  4. The Rambam(שאר אבות הטומאה טז:א) also learns the kulah of reshut harabim from Pesach, but he argues that this is the default option for Taharot. He says, the chumra in reshut hayachid is derabanan.

Why is there a difference?

Rav Wolf then moves on to his main chakira for this chapter: whether the difference between reshut hayachid and reshut harabim is due to a difference in the level of safek or due to some difference in how we relate to tumah in particular:
  • Raglayim Ladavar- Reshut Hayachid is an enclosed space so ‘raglayim ladavar’. Therefore our doubt is weighted towards suspicion of tumah, like Sotah.
  • Becoming Tamei in Reshut Rarabim is Less Severe
    • Knas- should have been more careful in Reshut Hayachid, since it's easy to do so.
    • Social Neccessity- it's not practical to be machmir in Reshut Harabim.

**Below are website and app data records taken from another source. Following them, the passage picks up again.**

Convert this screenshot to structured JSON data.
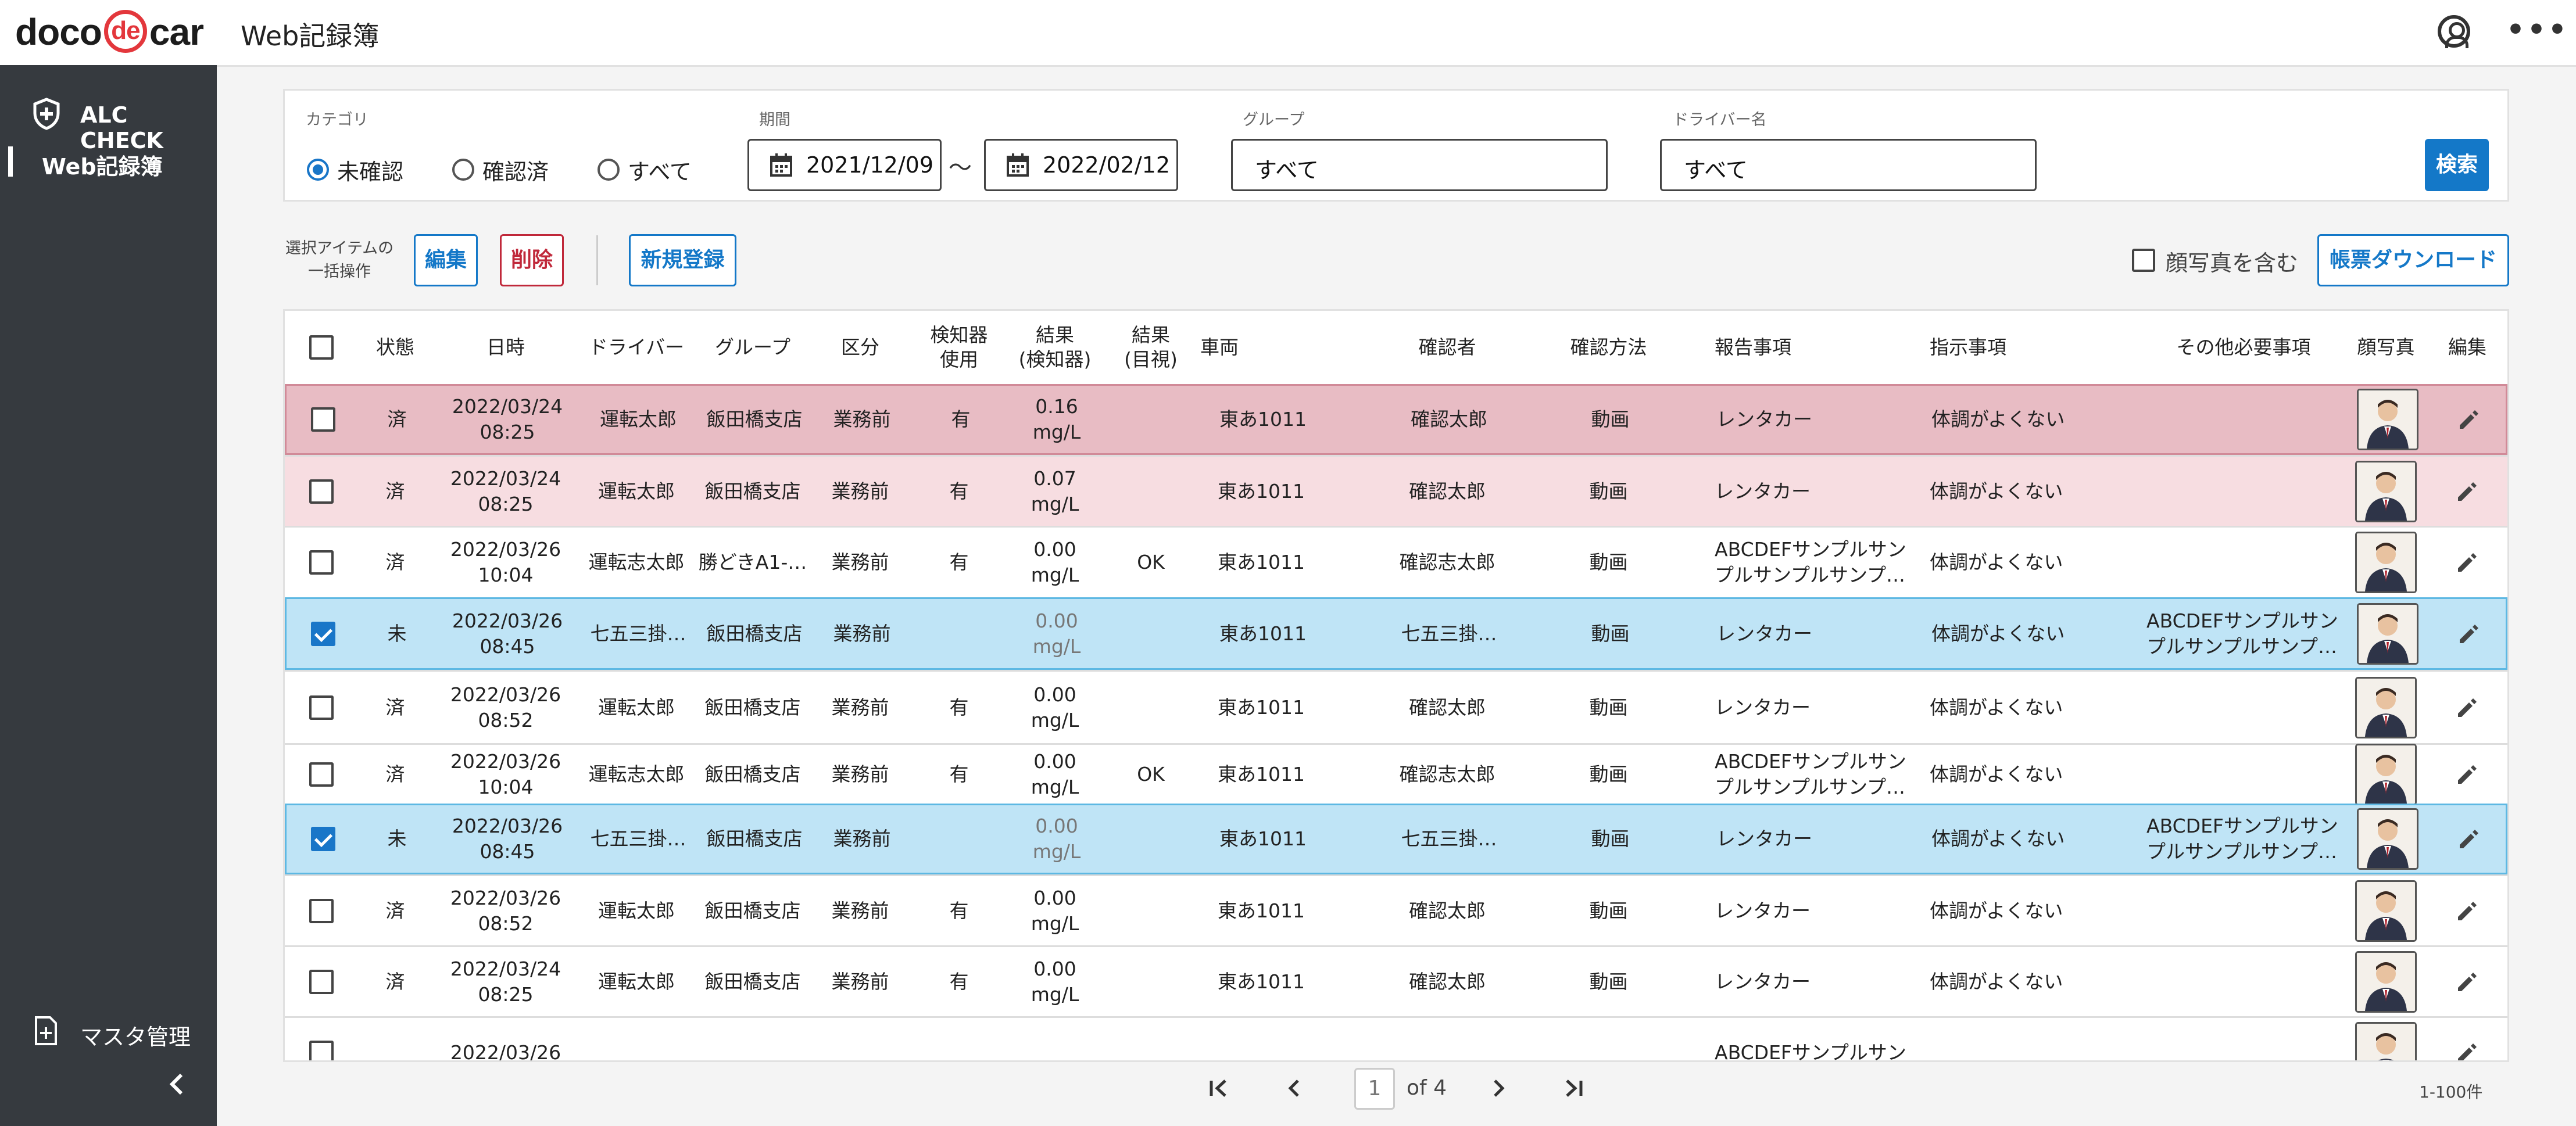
{
  "header": {
    "logo_left": "doco",
    "logo_mid": "de",
    "logo_right": "car",
    "title": "Web記録簿"
  },
  "sidebar": {
    "alc_check": "ALC CHECK",
    "web_record": "Web記録簿",
    "master": "マスタ管理"
  },
  "filters": {
    "category_label": "カテゴリ",
    "category_options": [
      "未確認",
      "確認済",
      "すべて"
    ],
    "category_selected": "未確認",
    "period_label": "期間",
    "date_from": "2021/12/09",
    "tilde": "〜",
    "date_to": "2022/02/12",
    "group_label": "グループ",
    "group_value": "すべて",
    "driver_label": "ドライバー名",
    "driver_value": "すべて",
    "search_button": "検索"
  },
  "actions": {
    "bulk_label_1": "選択アイテムの",
    "bulk_label_2": "一括操作",
    "edit": "編集",
    "delete": "削除",
    "new": "新規登録",
    "include_photo": "顔写真を含む",
    "download": "帳票ダウンロード"
  },
  "table": {
    "headers": [
      "状態",
      "日時",
      "ドライバー",
      "グループ",
      "区分",
      "検知器\n使用",
      "結果\n(検知器)",
      "結果\n(目視)",
      "車両",
      "確認者",
      "確認方法",
      "報告事項",
      "指示事項",
      "その他必要事項",
      "顔写真",
      "編集"
    ],
    "rows": [
      {
        "style": "red1",
        "checked": false,
        "status": "済",
        "date": "2022/03/24",
        "time": "08:25",
        "driver": "運転太郎",
        "group": "飯田橋支店",
        "kubun": "業務前",
        "detector": "有",
        "result_val": "0.16",
        "result_unit": "mg/L",
        "visual": "",
        "vehicle": "東あ1011",
        "checker": "確認太郎",
        "method": "動画",
        "report": "レンタカー",
        "instruction": "体調がよくない",
        "other": ""
      },
      {
        "style": "red2",
        "checked": false,
        "status": "済",
        "date": "2022/03/24",
        "time": "08:25",
        "driver": "運転太郎",
        "group": "飯田橋支店",
        "kubun": "業務前",
        "detector": "有",
        "result_val": "0.07",
        "result_unit": "mg/L",
        "visual": "",
        "vehicle": "東あ1011",
        "checker": "確認太郎",
        "method": "動画",
        "report": "レンタカー",
        "instruction": "体調がよくない",
        "other": ""
      },
      {
        "style": "",
        "checked": false,
        "status": "済",
        "date": "2022/03/26",
        "time": "10:04",
        "driver": "運転志太郎",
        "group": "勝どきA1-…",
        "kubun": "業務前",
        "detector": "有",
        "result_val": "0.00",
        "result_unit": "mg/L",
        "visual": "OK",
        "vehicle": "東あ1011",
        "checker": "確認志太郎",
        "method": "動画",
        "report": "ABCDEFサンプルサン\nプルサンプルサンプ…",
        "instruction": "体調がよくない",
        "other": ""
      },
      {
        "style": "blue",
        "checked": true,
        "status": "未",
        "date": "2022/03/26",
        "time": "08:45",
        "driver": "七五三掛…",
        "group": "飯田橋支店",
        "kubun": "業務前",
        "detector": "",
        "result_val": "0.00",
        "result_unit": "mg/L",
        "visual": "",
        "vehicle": "東あ1011",
        "checker": "七五三掛…",
        "method": "動画",
        "report": "レンタカー",
        "instruction": "体調がよくない",
        "other": "ABCDEFサンプルサン\nプルサンプルサンプ…"
      },
      {
        "style": "",
        "checked": false,
        "status": "済",
        "date": "2022/03/26",
        "time": "08:52",
        "driver": "運転太郎",
        "group": "飯田橋支店",
        "kubun": "業務前",
        "detector": "有",
        "result_val": "0.00",
        "result_unit": "mg/L",
        "visual": "",
        "vehicle": "東あ1011",
        "checker": "確認太郎",
        "method": "動画",
        "report": "レンタカー",
        "instruction": "体調がよくない",
        "other": ""
      },
      {
        "style": "",
        "checked": false,
        "status": "済",
        "date": "2022/03/26",
        "time": "10:04",
        "driver": "運転志太郎",
        "group": "飯田橋支店",
        "kubun": "業務前",
        "detector": "有",
        "result_val": "0.00",
        "result_unit": "mg/L",
        "visual": "OK",
        "vehicle": "東あ1011",
        "checker": "確認志太郎",
        "method": "動画",
        "report": "ABCDEFサンプルサン\nプルサンプルサンプ…",
        "instruction": "体調がよくない",
        "other": ""
      },
      {
        "style": "blue",
        "checked": true,
        "status": "未",
        "date": "2022/03/26",
        "time": "08:45",
        "driver": "七五三掛…",
        "group": "飯田橋支店",
        "kubun": "業務前",
        "detector": "",
        "result_val": "0.00",
        "result_unit": "mg/L",
        "visual": "",
        "vehicle": "東あ1011",
        "checker": "七五三掛…",
        "method": "動画",
        "report": "レンタカー",
        "instruction": "体調がよくない",
        "other": "ABCDEFサンプルサン\nプルサンプルサンプ…"
      },
      {
        "style": "",
        "checked": false,
        "status": "済",
        "date": "2022/03/26",
        "time": "08:52",
        "driver": "運転太郎",
        "group": "飯田橋支店",
        "kubun": "業務前",
        "detector": "有",
        "result_val": "0.00",
        "result_unit": "mg/L",
        "visual": "",
        "vehicle": "東あ1011",
        "checker": "確認太郎",
        "method": "動画",
        "report": "レンタカー",
        "instruction": "体調がよくない",
        "other": ""
      },
      {
        "style": "",
        "checked": false,
        "status": "済",
        "date": "2022/03/24",
        "time": "08:25",
        "driver": "運転太郎",
        "group": "飯田橋支店",
        "kubun": "業務前",
        "detector": "有",
        "result_val": "0.00",
        "result_unit": "mg/L",
        "visual": "",
        "vehicle": "東あ1011",
        "checker": "確認太郎",
        "method": "動画",
        "report": "レンタカー",
        "instruction": "体調がよくない",
        "other": ""
      },
      {
        "style": "",
        "checked": false,
        "status": "",
        "date": "2022/03/26",
        "time": "",
        "driver": "",
        "group": "",
        "kubun": "",
        "detector": "",
        "result_val": "",
        "result_unit": "",
        "visual": "",
        "vehicle": "",
        "checker": "",
        "method": "",
        "report": "ABCDEFサンプルサン",
        "instruction": "",
        "other": ""
      }
    ]
  },
  "pager": {
    "page": "1",
    "of": "of 4",
    "count": "1-100件"
  },
  "colors": {
    "accent": "#1478c8",
    "danger": "#c0283a",
    "sidebar": "#363a3f",
    "row_red": "#e8bcc4",
    "row_pink": "#f7dde1",
    "row_blue": "#bfe4f6"
  }
}
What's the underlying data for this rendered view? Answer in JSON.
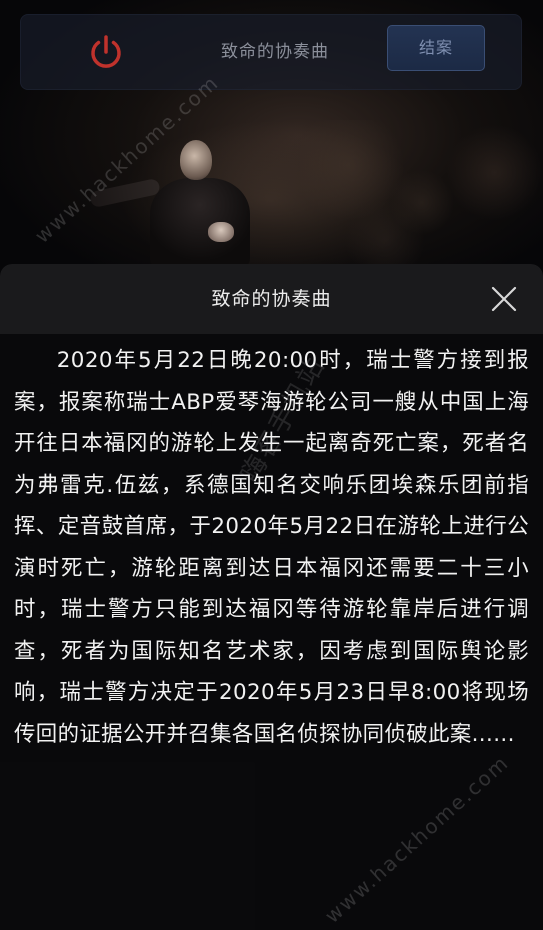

Mapping Sources to Svarot

So how do these explanations match up with the sources we suggested earlier?

Raglayim Ladavar- This explanation works with the first three derivations, which all learn Reshut Hayachid from Sotah. It’s clearly incompatible with the Ramabam, however, who thinks the comparison with Sotah is not fundamental

Knas- This sounds much like the Rambam who says that the chumra birshut hayachid is derabanan.

Social Neccessity- This sounds most like the Tosefta/Yerushalmi, who compare reshut harabim to the Korban Pesach. In Pesach too, the leniency with regard to tumah sounds more like a practical necessity than an ideal.